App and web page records
>>>
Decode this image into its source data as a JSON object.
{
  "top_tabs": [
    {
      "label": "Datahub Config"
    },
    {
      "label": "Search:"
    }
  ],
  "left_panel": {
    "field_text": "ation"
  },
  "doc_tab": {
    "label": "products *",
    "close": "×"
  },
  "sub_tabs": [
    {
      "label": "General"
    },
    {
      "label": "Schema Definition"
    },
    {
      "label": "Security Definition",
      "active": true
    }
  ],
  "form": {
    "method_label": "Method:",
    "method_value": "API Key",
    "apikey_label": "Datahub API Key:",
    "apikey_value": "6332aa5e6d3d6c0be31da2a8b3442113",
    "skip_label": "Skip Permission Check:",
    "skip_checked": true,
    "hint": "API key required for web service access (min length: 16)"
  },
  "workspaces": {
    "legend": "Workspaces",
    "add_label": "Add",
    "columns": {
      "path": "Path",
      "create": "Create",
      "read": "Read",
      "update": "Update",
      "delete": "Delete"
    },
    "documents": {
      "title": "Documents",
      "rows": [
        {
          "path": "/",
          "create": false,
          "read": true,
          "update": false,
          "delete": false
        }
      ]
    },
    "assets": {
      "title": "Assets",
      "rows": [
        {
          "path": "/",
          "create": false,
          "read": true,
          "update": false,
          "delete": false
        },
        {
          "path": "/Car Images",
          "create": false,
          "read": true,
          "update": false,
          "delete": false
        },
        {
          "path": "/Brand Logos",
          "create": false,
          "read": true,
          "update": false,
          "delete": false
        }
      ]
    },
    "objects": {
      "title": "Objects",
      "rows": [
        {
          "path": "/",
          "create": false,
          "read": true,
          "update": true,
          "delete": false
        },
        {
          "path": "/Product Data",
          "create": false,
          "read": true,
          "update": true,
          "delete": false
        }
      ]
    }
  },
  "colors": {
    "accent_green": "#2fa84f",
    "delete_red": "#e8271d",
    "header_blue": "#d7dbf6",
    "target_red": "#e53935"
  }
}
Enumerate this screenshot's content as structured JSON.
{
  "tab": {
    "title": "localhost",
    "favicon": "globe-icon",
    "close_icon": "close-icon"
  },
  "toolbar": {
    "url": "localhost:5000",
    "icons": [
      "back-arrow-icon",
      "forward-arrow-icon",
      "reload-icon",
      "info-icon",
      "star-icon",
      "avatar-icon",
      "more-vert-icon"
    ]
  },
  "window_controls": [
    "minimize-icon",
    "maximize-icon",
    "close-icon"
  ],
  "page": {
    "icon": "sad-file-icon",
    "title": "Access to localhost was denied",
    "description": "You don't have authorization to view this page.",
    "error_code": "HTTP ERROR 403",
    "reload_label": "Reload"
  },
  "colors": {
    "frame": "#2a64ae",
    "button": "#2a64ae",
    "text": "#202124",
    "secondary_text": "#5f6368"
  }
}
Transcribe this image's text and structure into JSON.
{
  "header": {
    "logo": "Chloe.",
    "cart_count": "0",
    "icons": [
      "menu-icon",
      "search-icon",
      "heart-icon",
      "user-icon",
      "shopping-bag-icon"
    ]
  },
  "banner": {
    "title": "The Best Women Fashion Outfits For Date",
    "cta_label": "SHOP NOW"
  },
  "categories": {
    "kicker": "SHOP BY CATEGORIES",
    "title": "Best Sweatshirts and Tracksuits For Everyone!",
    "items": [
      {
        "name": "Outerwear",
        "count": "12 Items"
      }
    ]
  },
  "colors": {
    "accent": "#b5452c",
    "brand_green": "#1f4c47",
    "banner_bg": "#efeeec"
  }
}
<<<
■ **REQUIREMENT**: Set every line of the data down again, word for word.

■ **EXERCISE RESULT**:
Decode this image into its source data as a JSON object.
{
  "top_tabs": [
    {
      "label": "Datahub Config"
    },
    {
      "label": "Search:"
    }
  ],
  "left_panel": {
    "field_text": "ation"
  },
  "doc_tab": {
    "label": "products *",
    "close": "×"
  },
  "sub_tabs": [
    {
      "label": "General"
    },
    {
      "label": "Schema Definition"
    },
    {
      "label": "Security Definition",
      "active": true
    }
  ],
  "form": {
    "method_label": "Method:",
    "method_value": "API Key",
    "apikey_label": "Datahub API Key:",
    "apikey_value": "6332aa5e6d3d6c0be31da2a8b3442113",
    "skip_label": "Skip Permission Check:",
    "skip_checked": true,
    "hint": "API key required for web service access (min length: 16)"
  },
  "workspaces": {
    "legend": "Workspaces",
    "add_label": "Add",
    "columns": {
      "path": "Path",
      "create": "Create",
      "read": "Read",
      "update": "Update",
      "delete": "Delete"
    },
    "documents": {
      "title": "Documents",
      "rows": [
        {
          "path": "/",
          "create": false,
          "read": true,
          "update": false,
          "delete": false
        }
      ]
    },
    "assets": {
      "title": "Assets",
      "rows": [
        {
          "path": "/",
          "create": false,
          "read": true,
          "update": false,
          "delete": false
        },
        {
          "path": "/Car Images",
          "create": false,
          "read": true,
          "update": false,
          "delete": false
        },
        {
          "path": "/Brand Logos",
          "create": false,
          "read": true,
          "update": false,
          "delete": false
        }
      ]
    },
    "objects": {
      "title": "Objects",
      "rows": [
        {
          "path": "/",
          "create": false,
          "read": true,
          "update": true,
          "delete": false
        },
        {
          "path": "/Product Data",
          "create": false,
          "read": true,
          "update": true,
          "delete": false
        }
      ]
    }
  },
  "colors": {
    "accent_green": "#2fa84f",
    "delete_red": "#e8271d",
    "header_blue": "#d7dbf6",
    "target_red": "#e53935"
  }
}
Enumerate this screenshot's content as structured JSON.
{
  "tab": {
    "title": "localhost",
    "favicon": "globe-icon",
    "close_icon": "close-icon"
  },
  "toolbar": {
    "url": "localhost:5000",
    "icons": [
      "back-arrow-icon",
      "forward-arrow-icon",
      "reload-icon",
      "info-icon",
      "star-icon",
      "avatar-icon",
      "more-vert-icon"
    ]
  },
  "window_controls": [
    "minimize-icon",
    "maximize-icon",
    "close-icon"
  ],
  "page": {
    "icon": "sad-file-icon",
    "title": "Access to localhost was denied",
    "description": "You don't have authorization to view this page.",
    "error_code": "HTTP ERROR 403",
    "reload_label": "Reload"
  },
  "colors": {
    "frame": "#2a64ae",
    "button": "#2a64ae",
    "text": "#202124",
    "secondary_text": "#5f6368"
  }
}
Transcribe this image's text and structure into JSON.
{
  "header": {
    "logo": "Chloe.",
    "cart_count": "0",
    "icons": [
      "menu-icon",
      "search-icon",
      "heart-icon",
      "user-icon",
      "shopping-bag-icon"
    ]
  },
  "banner": {
    "title": "The Best Women Fashion Outfits For Date",
    "cta_label": "SHOP NOW"
  },
  "categories": {
    "kicker": "SHOP BY CATEGORIES",
    "title": "Best Sweatshirts and Tracksuits For Everyone!",
    "items": [
      {
        "name": "Outerwear",
        "count": "12 Items"
      }
    ]
  },
  "colors": {
    "accent": "#b5452c",
    "brand_green": "#1f4c47",
    "banner_bg": "#efeeec"
  }
}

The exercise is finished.